Dataset rows describing interfaces:
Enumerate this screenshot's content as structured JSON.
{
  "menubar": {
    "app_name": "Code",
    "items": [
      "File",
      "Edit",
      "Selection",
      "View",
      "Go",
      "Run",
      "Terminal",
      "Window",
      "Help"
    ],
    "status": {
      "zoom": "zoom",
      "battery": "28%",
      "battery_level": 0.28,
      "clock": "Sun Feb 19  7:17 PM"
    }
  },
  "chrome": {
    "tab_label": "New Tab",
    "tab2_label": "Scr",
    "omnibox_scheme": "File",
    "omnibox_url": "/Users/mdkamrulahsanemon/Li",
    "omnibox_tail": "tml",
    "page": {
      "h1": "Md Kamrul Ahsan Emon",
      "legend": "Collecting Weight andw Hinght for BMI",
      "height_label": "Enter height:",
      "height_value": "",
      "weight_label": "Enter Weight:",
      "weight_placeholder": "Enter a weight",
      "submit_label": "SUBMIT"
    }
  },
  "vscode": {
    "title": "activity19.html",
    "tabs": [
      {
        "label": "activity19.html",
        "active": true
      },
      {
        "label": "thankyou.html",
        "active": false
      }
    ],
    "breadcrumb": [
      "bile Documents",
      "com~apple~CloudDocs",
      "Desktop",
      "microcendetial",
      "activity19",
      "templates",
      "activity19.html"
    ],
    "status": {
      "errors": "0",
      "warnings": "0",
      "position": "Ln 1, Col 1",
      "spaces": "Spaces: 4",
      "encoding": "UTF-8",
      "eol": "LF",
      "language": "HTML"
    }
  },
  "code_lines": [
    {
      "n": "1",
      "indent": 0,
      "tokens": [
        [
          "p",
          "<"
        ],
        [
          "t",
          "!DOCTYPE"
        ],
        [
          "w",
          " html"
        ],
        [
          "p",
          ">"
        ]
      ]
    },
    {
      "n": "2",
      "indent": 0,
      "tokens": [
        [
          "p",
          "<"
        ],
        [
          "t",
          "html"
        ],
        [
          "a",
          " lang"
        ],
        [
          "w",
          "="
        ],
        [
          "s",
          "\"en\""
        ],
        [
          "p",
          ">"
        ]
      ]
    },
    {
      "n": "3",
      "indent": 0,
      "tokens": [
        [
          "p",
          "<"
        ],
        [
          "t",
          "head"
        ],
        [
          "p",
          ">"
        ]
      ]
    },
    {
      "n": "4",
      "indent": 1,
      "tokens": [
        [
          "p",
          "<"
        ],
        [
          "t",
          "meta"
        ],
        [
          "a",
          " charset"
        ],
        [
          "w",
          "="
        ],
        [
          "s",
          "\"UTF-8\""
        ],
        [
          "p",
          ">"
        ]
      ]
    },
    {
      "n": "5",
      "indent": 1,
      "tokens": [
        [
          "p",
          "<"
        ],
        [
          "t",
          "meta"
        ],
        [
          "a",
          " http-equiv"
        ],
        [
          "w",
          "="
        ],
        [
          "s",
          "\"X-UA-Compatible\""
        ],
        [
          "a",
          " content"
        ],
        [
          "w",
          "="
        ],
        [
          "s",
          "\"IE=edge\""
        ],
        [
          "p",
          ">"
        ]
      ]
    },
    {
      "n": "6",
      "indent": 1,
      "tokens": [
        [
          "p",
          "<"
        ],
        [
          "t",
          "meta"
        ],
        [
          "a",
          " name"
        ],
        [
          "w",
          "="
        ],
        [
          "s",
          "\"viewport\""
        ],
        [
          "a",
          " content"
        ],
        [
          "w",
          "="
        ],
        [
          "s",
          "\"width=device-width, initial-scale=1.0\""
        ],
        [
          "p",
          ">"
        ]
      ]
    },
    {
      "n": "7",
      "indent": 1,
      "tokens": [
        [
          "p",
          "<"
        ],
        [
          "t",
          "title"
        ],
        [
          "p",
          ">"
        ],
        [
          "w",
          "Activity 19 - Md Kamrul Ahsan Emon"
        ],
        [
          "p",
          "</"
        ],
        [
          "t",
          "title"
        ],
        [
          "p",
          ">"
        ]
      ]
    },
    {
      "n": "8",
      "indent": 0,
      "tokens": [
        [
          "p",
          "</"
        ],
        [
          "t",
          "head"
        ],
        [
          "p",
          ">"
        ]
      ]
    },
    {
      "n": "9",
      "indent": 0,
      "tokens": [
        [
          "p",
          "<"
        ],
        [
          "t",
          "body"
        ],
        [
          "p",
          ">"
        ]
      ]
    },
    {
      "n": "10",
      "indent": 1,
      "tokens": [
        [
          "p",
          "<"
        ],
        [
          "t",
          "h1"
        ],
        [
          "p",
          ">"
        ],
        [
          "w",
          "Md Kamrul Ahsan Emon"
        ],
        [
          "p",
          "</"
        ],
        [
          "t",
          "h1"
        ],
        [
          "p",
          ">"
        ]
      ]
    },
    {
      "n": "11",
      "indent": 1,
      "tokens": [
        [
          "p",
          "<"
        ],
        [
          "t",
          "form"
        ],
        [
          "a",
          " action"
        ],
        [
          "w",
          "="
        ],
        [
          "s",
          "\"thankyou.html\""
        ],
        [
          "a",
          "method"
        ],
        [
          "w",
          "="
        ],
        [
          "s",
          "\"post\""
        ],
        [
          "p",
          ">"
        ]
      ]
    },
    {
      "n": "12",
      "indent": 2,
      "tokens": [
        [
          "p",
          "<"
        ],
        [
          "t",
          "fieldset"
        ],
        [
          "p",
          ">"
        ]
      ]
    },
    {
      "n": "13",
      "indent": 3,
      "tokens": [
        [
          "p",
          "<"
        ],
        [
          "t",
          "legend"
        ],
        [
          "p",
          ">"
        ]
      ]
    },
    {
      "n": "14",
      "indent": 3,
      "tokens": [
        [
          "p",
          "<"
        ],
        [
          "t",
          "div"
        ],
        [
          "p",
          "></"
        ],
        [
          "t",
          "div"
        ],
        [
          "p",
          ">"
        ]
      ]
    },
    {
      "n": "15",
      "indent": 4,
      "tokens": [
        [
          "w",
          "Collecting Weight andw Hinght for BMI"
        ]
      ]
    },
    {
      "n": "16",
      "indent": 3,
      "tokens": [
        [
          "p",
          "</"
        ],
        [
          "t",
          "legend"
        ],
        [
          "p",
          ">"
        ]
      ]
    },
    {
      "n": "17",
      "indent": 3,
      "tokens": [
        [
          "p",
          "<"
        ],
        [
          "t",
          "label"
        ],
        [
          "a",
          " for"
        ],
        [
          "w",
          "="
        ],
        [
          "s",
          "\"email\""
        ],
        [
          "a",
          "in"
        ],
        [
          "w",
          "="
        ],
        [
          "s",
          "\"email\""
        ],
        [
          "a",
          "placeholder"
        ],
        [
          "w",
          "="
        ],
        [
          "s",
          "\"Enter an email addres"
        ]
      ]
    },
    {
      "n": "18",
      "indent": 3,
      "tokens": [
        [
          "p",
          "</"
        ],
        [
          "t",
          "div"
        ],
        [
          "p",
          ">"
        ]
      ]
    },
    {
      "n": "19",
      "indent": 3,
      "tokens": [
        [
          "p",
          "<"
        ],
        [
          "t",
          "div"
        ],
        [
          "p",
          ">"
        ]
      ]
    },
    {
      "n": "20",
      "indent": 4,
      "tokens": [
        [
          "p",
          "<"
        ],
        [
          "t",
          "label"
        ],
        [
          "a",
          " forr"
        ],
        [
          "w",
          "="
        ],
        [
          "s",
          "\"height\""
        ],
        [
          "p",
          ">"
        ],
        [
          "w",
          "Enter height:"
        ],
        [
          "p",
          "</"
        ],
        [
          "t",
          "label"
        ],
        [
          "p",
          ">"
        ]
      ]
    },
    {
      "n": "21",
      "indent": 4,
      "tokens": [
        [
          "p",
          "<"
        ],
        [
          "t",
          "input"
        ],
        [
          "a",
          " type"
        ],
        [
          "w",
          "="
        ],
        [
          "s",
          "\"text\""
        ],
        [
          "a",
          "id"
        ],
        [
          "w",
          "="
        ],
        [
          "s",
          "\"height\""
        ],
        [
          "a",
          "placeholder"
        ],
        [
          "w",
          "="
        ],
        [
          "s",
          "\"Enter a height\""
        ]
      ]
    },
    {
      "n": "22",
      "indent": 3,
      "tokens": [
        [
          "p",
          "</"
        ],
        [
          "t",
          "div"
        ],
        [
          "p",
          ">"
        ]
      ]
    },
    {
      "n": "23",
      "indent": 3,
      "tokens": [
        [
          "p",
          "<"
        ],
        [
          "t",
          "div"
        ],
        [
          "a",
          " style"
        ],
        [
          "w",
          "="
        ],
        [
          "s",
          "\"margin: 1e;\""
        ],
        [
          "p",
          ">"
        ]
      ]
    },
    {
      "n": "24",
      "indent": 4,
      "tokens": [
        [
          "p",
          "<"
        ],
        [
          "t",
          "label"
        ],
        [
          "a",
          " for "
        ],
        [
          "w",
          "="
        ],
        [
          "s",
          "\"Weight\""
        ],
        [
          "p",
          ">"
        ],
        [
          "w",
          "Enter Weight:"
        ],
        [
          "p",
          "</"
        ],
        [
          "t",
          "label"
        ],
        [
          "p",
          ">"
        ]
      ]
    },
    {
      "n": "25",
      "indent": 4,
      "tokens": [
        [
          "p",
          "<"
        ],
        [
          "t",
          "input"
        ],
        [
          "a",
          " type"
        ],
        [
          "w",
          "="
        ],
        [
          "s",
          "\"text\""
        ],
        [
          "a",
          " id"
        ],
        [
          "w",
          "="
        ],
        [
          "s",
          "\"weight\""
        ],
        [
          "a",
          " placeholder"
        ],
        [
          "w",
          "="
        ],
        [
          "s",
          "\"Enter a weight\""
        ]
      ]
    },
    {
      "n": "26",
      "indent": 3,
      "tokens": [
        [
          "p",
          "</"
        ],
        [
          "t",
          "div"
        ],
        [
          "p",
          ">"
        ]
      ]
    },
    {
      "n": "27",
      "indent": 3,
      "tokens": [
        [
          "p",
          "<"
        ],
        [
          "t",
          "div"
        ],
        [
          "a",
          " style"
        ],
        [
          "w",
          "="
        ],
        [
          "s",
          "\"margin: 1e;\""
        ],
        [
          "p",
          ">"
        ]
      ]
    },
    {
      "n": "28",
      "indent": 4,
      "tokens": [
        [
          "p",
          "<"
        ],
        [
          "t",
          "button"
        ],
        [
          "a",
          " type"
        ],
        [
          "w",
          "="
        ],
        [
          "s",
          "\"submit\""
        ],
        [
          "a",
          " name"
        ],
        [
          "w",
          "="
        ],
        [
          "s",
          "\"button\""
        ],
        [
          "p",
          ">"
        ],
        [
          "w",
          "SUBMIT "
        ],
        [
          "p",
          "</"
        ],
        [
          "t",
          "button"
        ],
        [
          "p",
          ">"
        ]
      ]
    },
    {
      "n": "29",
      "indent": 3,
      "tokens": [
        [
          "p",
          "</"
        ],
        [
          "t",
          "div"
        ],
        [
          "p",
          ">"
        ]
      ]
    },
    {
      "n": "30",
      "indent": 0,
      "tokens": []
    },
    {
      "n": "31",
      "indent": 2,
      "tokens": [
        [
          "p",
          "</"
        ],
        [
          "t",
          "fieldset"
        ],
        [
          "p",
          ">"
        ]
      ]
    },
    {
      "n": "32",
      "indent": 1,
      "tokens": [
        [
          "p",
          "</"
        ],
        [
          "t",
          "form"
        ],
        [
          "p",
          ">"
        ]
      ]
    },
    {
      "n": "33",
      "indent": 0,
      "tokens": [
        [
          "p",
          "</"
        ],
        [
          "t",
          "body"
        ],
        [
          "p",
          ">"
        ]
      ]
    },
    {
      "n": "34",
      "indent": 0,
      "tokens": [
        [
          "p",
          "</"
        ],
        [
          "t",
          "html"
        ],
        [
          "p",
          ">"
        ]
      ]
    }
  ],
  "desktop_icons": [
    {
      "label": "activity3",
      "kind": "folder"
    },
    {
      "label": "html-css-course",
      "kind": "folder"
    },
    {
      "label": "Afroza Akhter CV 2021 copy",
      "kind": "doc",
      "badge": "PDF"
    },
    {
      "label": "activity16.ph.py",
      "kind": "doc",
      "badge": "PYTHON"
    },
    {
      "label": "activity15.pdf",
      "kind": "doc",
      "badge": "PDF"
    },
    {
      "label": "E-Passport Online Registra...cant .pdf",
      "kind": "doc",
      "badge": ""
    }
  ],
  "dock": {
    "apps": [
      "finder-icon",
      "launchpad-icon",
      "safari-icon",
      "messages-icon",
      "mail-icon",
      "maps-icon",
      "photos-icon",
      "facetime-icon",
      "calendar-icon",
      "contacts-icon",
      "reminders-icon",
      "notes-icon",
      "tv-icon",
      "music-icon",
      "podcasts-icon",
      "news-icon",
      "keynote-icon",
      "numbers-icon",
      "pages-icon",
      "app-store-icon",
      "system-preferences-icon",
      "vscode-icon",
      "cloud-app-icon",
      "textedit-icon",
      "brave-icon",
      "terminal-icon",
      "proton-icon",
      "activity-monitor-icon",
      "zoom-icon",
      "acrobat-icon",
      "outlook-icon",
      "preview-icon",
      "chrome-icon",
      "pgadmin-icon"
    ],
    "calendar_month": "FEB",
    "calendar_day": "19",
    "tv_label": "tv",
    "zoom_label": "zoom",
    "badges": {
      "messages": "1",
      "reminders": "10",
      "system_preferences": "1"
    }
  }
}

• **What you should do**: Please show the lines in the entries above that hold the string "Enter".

• **Answer box**:
      "height_label": "Enter height:",
      "weight_label": "Enter Weight:",
      "weight_placeholder": "Enter a weight",
          "\"Enter an email addres"
          "Enter height:"
          "\"Enter a height\""
          "Enter Weight:"
          "\"Enter a weight\""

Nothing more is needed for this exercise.